An influential report from Institution of Civil Engineers, which publishes the fresh figures from 25 projects, warns that the sector is facing a twin market failure.
A combination of unforeseeable cost increases driven by both external and project risks and low contractor margins, depressed by fears of not winning major project work, has stifled innovation, skills and sustainability, warn senior engineers.
The regular failure to deliver to budget has prompted calls for mindset changes among clients about cost envelopes during early project planning, more detailed scoping and much fairer allocation of risk with contractors.
The report is published as contractors planning to deliver HS2 main civils packages are locked in talks to agree on final bid prices near original cost estimates.
A leading infrastructure contractor supplied figures for projects awarded between 2009 and 2018 on the proviso it remained anonymous.
Only one project was delivered within the original tender price, with project costs swelling by 80% on average above the original contract value on the rest
The ICE emphatically rules out excessive profit taking, pointing out pre-tax margins in construction fell from just under 3% in 2013 to an average of –0.9% in 2018.
Miles Ashley, Chair of the report’s Steering Group, said: “Industry and government need to work smarter, find ways to reduce the disparity between forecasts and outturns, but also to change the narrative and ensure the wider public, the end users, are also aware of the whole-life benefits these incredible infrastructure projects are bringing to them.”
- Infrastructure owners should complete scope, design and exploration before work starts to avoid scope creep or retroactive changes, taking steps to include contractors in design at an early stage.
- The Government and infrastructure owners must move away from capital cost as the most important metric when assessing project benefits, and recognise the importance of whole-life economic, social and environmental value.
- All public infrastructure owners undertaking procurement must award contracts based on a cost estimate range, using a should-cost estimate as a reference point, with an amount of contingency allocated appropriate to the level of project maturity.

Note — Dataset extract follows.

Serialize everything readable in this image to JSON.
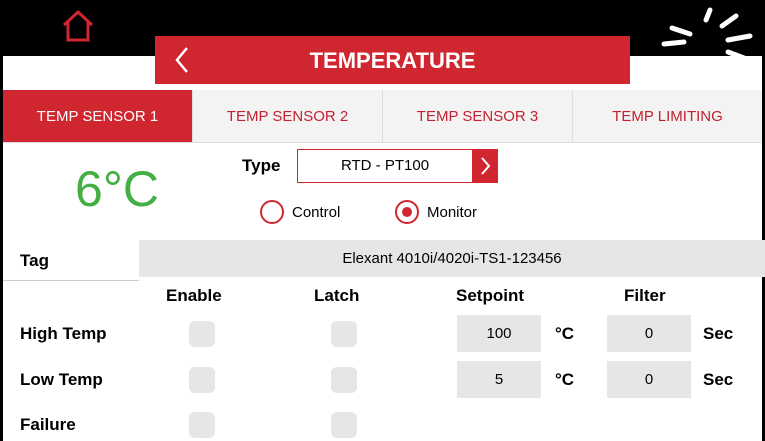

- Principles set out in the Government Outsourcing Playbook should be mandatory for infrastructure owners, this includes infrastructure owners undertaking should-cost modelling to help inform their expectations and knowledge of appropriate tender prices during the procurement process.